For regular long-time readers of The Tribune this is a follow-up story — a sequel of sorts.
So if the beginning seems like old news, bear with me as I introduce new readers to my friend, Dinah Belleau.
When I first wrote (in 2007) about Belleau — a strong, hard-working Secwepemc woman (with a truly green thumb) she had made some changes in her life and was using her skill (and love) for growing things in the position of head-gardener for the Esketemc First Nation community-garden. Dinah, born and raised at Esk’et, had lived away for many years before returning home (to Alkali Lake).
In her daily job as the head-gardener Belleau nurtured not just a garden, but a generation of young people as she (a respected elder) imparted many useful lessons in what was necessary to make things grow and flourish as the group worked together from planting through to harvest.
Belleau’s stature as an able-gardener became more commonly known when my story, about her, was included in the 2009 publication (Caitlin Press) of a collection of women’s stories about women from all walks of life.
The book (edited by former Tribune reporter Sage Birchwater) is titled: Gumption & Grit: Women of the Cariboo-Chilcotin.
The story was first printed by this newspaper (June 2007 issue of Casual Country) and in it, Belleau is quoted as saying, “I told them I’m going to retire — this is my last year!”
I stated, at the time, that I didn’t really believe she would do that, as her love for the garden was obvious and unwavering.
I have to say, “I told you so.” I was right — Belleau hasn’t retired! Oh, she collects her old-age (she’s not old) security, but the Esketemc First Nation garden is flourishing once again (in the late summer of 2011) under the watchful eye and the green thumb of the master-gardener, Belleau, who still works as hard (physically) as ever.
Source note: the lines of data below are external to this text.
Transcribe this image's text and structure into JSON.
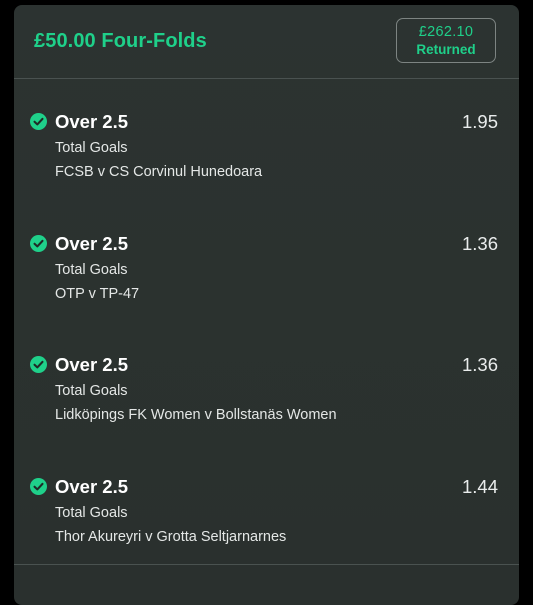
{
  "bet": {
    "title": "£50.00 Four-Folds",
    "returned_amount": "£262.10",
    "returned_label": "Returned"
  },
  "colors": {
    "accent": "#1fd08a",
    "card_bg": "#2c3331",
    "text": "#ffffff"
  },
  "selections": [
    {
      "status_icon": "check-circle-icon",
      "name": "Over 2.5",
      "market": "Total Goals",
      "event": "FCSB v CS Corvinul Hunedoara",
      "odds": "1.95"
    },
    {
      "status_icon": "check-circle-icon",
      "name": "Over 2.5",
      "market": "Total Goals",
      "event": "OTP v TP-47",
      "odds": "1.36"
    },
    {
      "status_icon": "check-circle-icon",
      "name": "Over 2.5",
      "market": "Total Goals",
      "event": "Lidköpings FK Women v Bollstanäs Women",
      "odds": "1.36"
    },
    {
      "status_icon": "check-circle-icon",
      "name": "Over 2.5",
      "market": "Total Goals",
      "event": "Thor Akureyri v Grotta Seltjarnarnes",
      "odds": "1.44"
    }
  ]
}
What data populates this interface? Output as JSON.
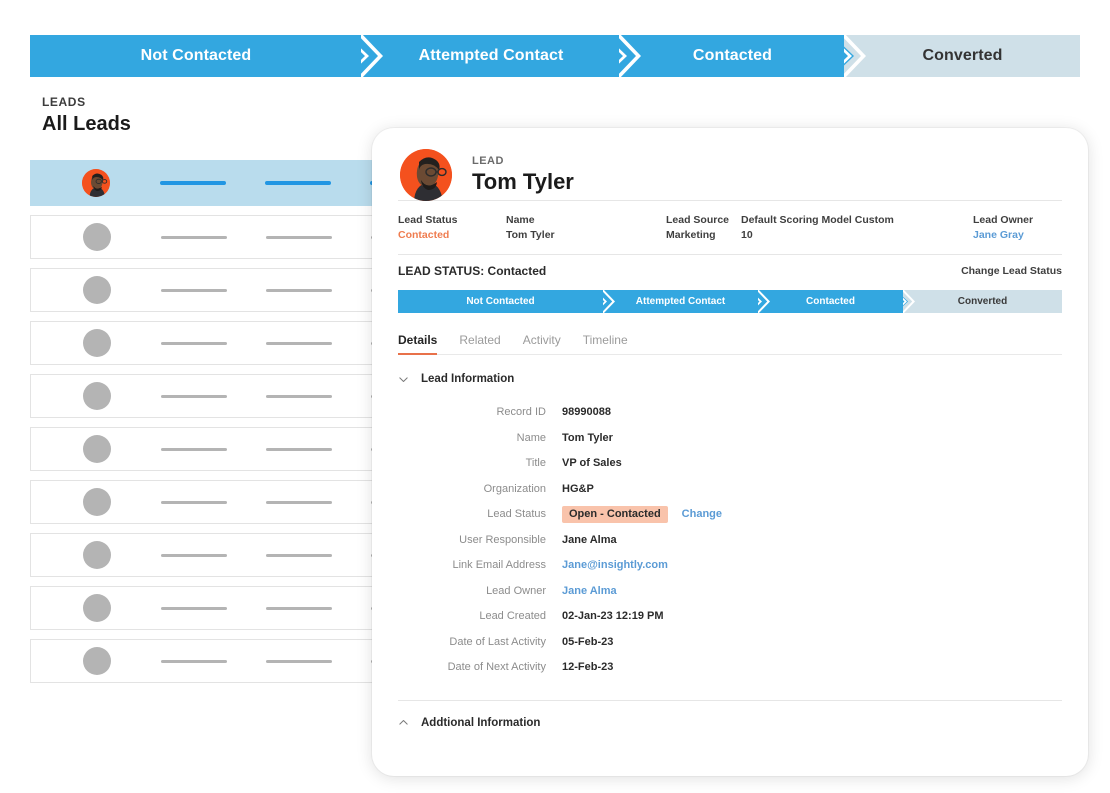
{
  "top_pipeline": {
    "stages": [
      {
        "label": "Not Contacted",
        "state": "done"
      },
      {
        "label": "Attempted Contact",
        "state": "done"
      },
      {
        "label": "Contacted",
        "state": "done"
      },
      {
        "label": "Converted",
        "state": "inactive"
      }
    ]
  },
  "leads_panel": {
    "eyebrow": "LEADS",
    "title": "All Leads",
    "row_count": 10,
    "selected_row_index": 0
  },
  "detail_card": {
    "header": {
      "eyebrow": "LEAD",
      "name": "Tom Tyler",
      "avatar": "lead-photo"
    },
    "summary": [
      {
        "label": "Lead Status",
        "value": "Contacted",
        "style": "orange"
      },
      {
        "label": "Name",
        "value": "Tom Tyler",
        "style": "plain"
      },
      {
        "label": "Lead Source",
        "value": "Marketing",
        "style": "plain"
      },
      {
        "label": "Default Scoring Model Custom",
        "value": "10",
        "style": "plain"
      },
      {
        "label": "Lead Owner",
        "value": "Jane Gray",
        "style": "blue"
      }
    ],
    "status_bar": {
      "label": "LEAD STATUS: Contacted",
      "change_label": "Change Lead Status"
    },
    "inner_pipeline": {
      "stages": [
        {
          "label": "Not Contacted",
          "state": "done"
        },
        {
          "label": "Attempted Contact",
          "state": "done"
        },
        {
          "label": "Contacted",
          "state": "done"
        },
        {
          "label": "Converted",
          "state": "inactive"
        }
      ]
    },
    "tabs": [
      {
        "label": "Details",
        "active": true
      },
      {
        "label": "Related",
        "active": false
      },
      {
        "label": "Activity",
        "active": false
      },
      {
        "label": "Timeline",
        "active": false
      }
    ],
    "lead_information": {
      "section_title": "Lead Information",
      "expanded": true,
      "fields": [
        {
          "label": "Record ID",
          "value": "98990088",
          "style": "plain"
        },
        {
          "label": "Name",
          "value": "Tom Tyler",
          "style": "plain"
        },
        {
          "label": "Title",
          "value": "VP of Sales",
          "style": "plain"
        },
        {
          "label": "Organization",
          "value": "HG&P",
          "style": "plain"
        },
        {
          "label": "Lead Status",
          "value": "Open - Contacted",
          "style": "pill",
          "action": "Change"
        },
        {
          "label": "User Responsible",
          "value": "Jane Alma",
          "style": "plain"
        },
        {
          "label": "Link Email Address",
          "value": "Jane@insightly.com",
          "style": "link"
        },
        {
          "label": "Lead Owner",
          "value": "Jane Alma",
          "style": "link"
        },
        {
          "label": "Lead Created",
          "value": "02-Jan-23 12:19 PM",
          "style": "plain"
        },
        {
          "label": "Date of Last Activity",
          "value": "05-Feb-23",
          "style": "plain"
        },
        {
          "label": "Date of Next Activity",
          "value": "12-Feb-23",
          "style": "plain"
        }
      ]
    },
    "additional_information": {
      "section_title": "Addtional Information",
      "expanded": false
    }
  },
  "colors": {
    "pipeline_active": "#33a7e0",
    "pipeline_inactive": "#cfe0e8",
    "accent_orange": "#f4511e",
    "tab_underline": "#e8714a",
    "link_blue": "#5b9bd5",
    "pill_bg": "#f9c3ab",
    "row_selected_bg": "#b9dced",
    "row_selected_dash": "#2196e3",
    "skeleton_gray": "#b4b4b4"
  }
}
One of the rookie-gardeners working with Belleau in that summer of 2007 was Mary Daniels, who was enjoying her second season in the garden patch. It was evident from her enthusiasm and work-ethic that the garden-work wasn’t just a job to Mary.
This year a funding shortfall meant less employees and shorter working-hours, but Daniels is there, now in her sixth consecutive summer working in the massive garden. Daniels is a diminutive lady who does not reach the five-foot mark on a tape measure and she is outweighed by a 100-pound sack of potatoes. In defiance of her tiny stature she shows great strength as she manoeuvres huge, heavy wheel barrow-loads of potatoes through the soft garden soil to the garden-perimeter. It is hard work, but Daniels is happy as she completes the arduous task.
Each spring, as Belleau places the seed order, she mixes the old with some new, often trying new varieties of old familiar garden plants.
She calls my attention (with a nod of her head as she’s washing potatoes) to a bed of cabbage just behind us, over her left shoulder, “What do you think of that? I ordered ‘flat cabbage’ seed and look at them, they’re huge and definitely flat, but they seem a bit loosely formed and soft compared to a normal (round) head of cabbage. I don’t know how they’re going to taste or keep.”
I look, and sure enough the cabbages are pancake-flat, albeit considerably thicker than any pancake I’ve ever eaten. I’ll have to try one.
Unafraid of hard work and a willingness to try something new are just part of what keeps Belleau mobile and still working. She’s got grit and gumption; you won’t find her parked in her Lazy-Boy (very often), more likely out berry picking, attending a gathering or a powwow or just cruising around her community on her bicycle.